Ron Perlman Reveals What Hellboy 3 Would Have Showcased

Hellboy's revival on the big screen has not pleased everybody. Mike Mignola's reboot of his own creation has come with the guarantees of an R-rated extravaganza, but at the cost of gifted filmmaker Guillermo Del Toro and lead actor Ron Perlman. This news has split many who loved the initial installments of 2004 and 2008, seeing the Mexican director bring forth a superhero horror series with a touch of class and comedy to boot.

Now the original Hellboy has opened up about the screenplay idea for the third feature, a movie that would have followed the sequel Hellboy II: The Golden Army. Showing up at the Motor City Comic Con, Dread Central reported that Perlman was more than forthcoming on a number of topics, from the trilogy concept to his potential inclusion in Pacific Rim: Uprising and even reflecting on his role in the 1995 French fantasy drama The City of Lost Children.

RP: H3 Was To Deliver On Hero's Destiny

Hellboy Landscape

Recasting the role to Stranger Things star David Harbour for the remake, Perlman gave a humble and diplomatic response when discussing his reprisal of a character the actor came to know and love.

"David Harbour is a good dude," he remarked. "I wish him nothing but the best when it comes to the retooling of Hellboy."

But knowing that Del Toro clearly had more than just two features in mind, what was Hellboy 3 supposed to be about?

"The third one was meant to be epic and conclusive and a resolve for all these, almost, Greek oracle promises of the destiny of Hellboy.

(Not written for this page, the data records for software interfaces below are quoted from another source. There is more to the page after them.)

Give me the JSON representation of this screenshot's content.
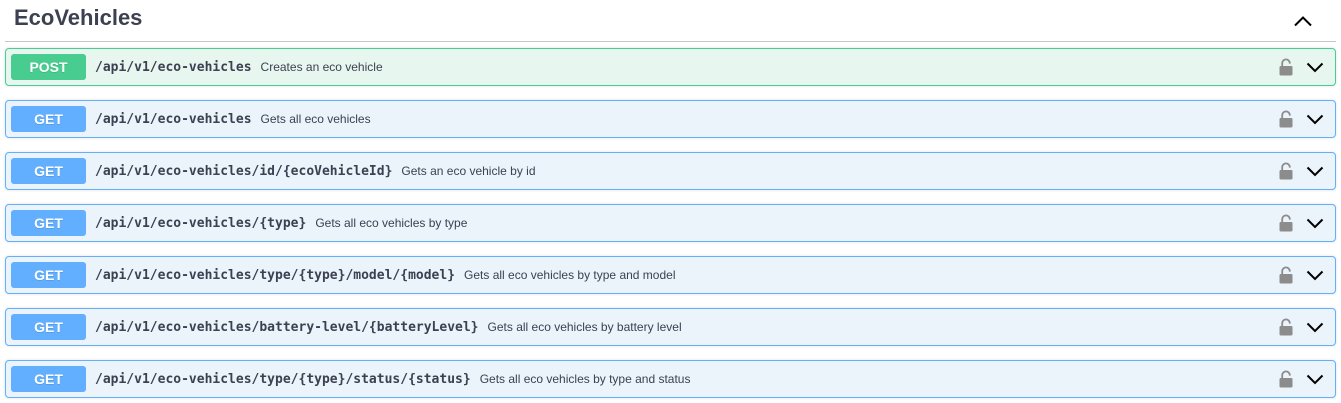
{
  "tag": {
    "title": "EcoVehicles",
    "collapse_icon": "chevron-up-icon"
  },
  "colors": {
    "post": "#49cc90",
    "post_bg": "#e8f6f0",
    "get": "#61affe",
    "get_bg": "#ebf3fb",
    "text": "#3b4151",
    "lock": "#8c8c8c"
  },
  "operations": [
    {
      "method": "POST",
      "path": "/api/v1/eco-vehicles",
      "summary": "Creates an eco vehicle",
      "lock_icon": "lock-icon",
      "expand_icon": "chevron-down-icon"
    },
    {
      "method": "GET",
      "path": "/api/v1/eco-vehicles",
      "summary": "Gets all eco vehicles",
      "lock_icon": "lock-icon",
      "expand_icon": "chevron-down-icon"
    },
    {
      "method": "GET",
      "path": "/api/v1/eco-vehicles/id/{ecoVehicleId}",
      "summary": "Gets an eco vehicle by id",
      "lock_icon": "lock-icon",
      "expand_icon": "chevron-down-icon"
    },
    {
      "method": "GET",
      "path": "/api/v1/eco-vehicles/{type}",
      "summary": "Gets all eco vehicles by type",
      "lock_icon": "lock-icon",
      "expand_icon": "chevron-down-icon"
    },
    {
      "method": "GET",
      "path": "/api/v1/eco-vehicles/type/{type}/model/{model}",
      "summary": "Gets all eco vehicles by type and model",
      "lock_icon": "lock-icon",
      "expand_icon": "chevron-down-icon"
    },
    {
      "method": "GET",
      "path": "/api/v1/eco-vehicles/battery-level/{batteryLevel}",
      "summary": "Gets all eco vehicles by battery level",
      "lock_icon": "lock-icon",
      "expand_icon": "chevron-down-icon"
    },
    {
      "method": "GET",
      "path": "/api/v1/eco-vehicles/type/{type}/status/{status}",
      "summary": "Gets all eco vehicles by type and status",
      "lock_icon": "lock-icon",
      "expand_icon": "chevron-down-icon"
    }
  ]
}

It would've made for a really good movie, I think."

While he did not make a direct comment on the matter, the website did say that the Sons of Anarchy performer would not return for Warner Brothers' upcoming blockbuster Pacific Rim: Uprising, despite being in the original.

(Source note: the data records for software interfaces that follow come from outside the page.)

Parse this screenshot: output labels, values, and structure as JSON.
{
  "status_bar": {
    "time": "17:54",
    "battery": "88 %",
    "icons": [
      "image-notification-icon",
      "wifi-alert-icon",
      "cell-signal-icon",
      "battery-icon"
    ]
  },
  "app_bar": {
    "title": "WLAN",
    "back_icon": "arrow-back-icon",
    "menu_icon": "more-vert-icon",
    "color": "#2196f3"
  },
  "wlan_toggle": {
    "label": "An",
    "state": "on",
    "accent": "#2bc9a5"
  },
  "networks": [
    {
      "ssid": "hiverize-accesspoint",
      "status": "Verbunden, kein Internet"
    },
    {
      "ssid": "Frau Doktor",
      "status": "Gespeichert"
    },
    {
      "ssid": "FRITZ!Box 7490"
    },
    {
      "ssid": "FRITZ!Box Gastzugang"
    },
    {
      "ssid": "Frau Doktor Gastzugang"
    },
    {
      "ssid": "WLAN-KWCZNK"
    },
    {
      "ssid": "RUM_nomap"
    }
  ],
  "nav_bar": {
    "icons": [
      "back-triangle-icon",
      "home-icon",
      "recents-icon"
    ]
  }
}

"Also during the panel, Perlman confirmed that he does not reprise his role as Hannibal Chau in Pacific Rim 2," reported Dread Central.

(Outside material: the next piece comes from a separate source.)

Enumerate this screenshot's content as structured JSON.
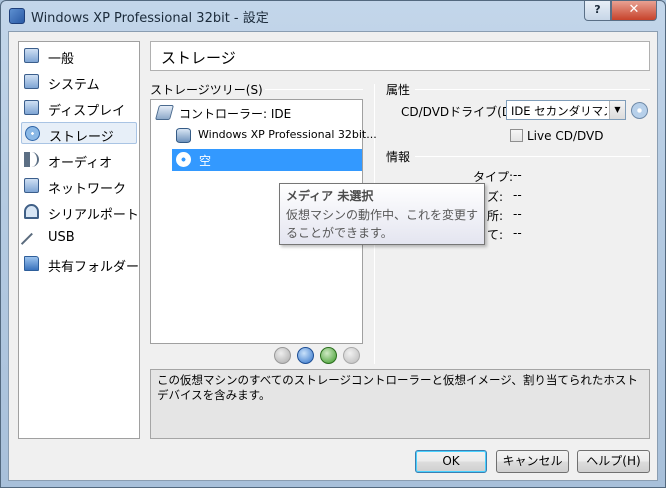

Ron: French Film Wanted Me To Go Slap Happy On Youngster

If only to highlight the changing times between the standards of 1995 and today, the 67-year old New Yorker talked about his experience making the unusually engaging title The City of Lost Children. Working with an eccentric French filmmaker for a modest budget, Perlman remembered making one scene in particular.

“The hardest thing about the movie is I’m supposed to get bitten by this thing and become monstrous," he explained. "I take this little girl and become an ogre and slap this little girl. The director insisted I slap her so that she’d really cry. It took me 22 takes, because I kept pulling my punches. But right before the last take, I went to (director) Jean-Pierre (Jeunet) and slapped him to see if that’s what he wanted. He had tears in his eyes and said, 'Yes!'"

They don't make movies like they used to.

Source: Dread Central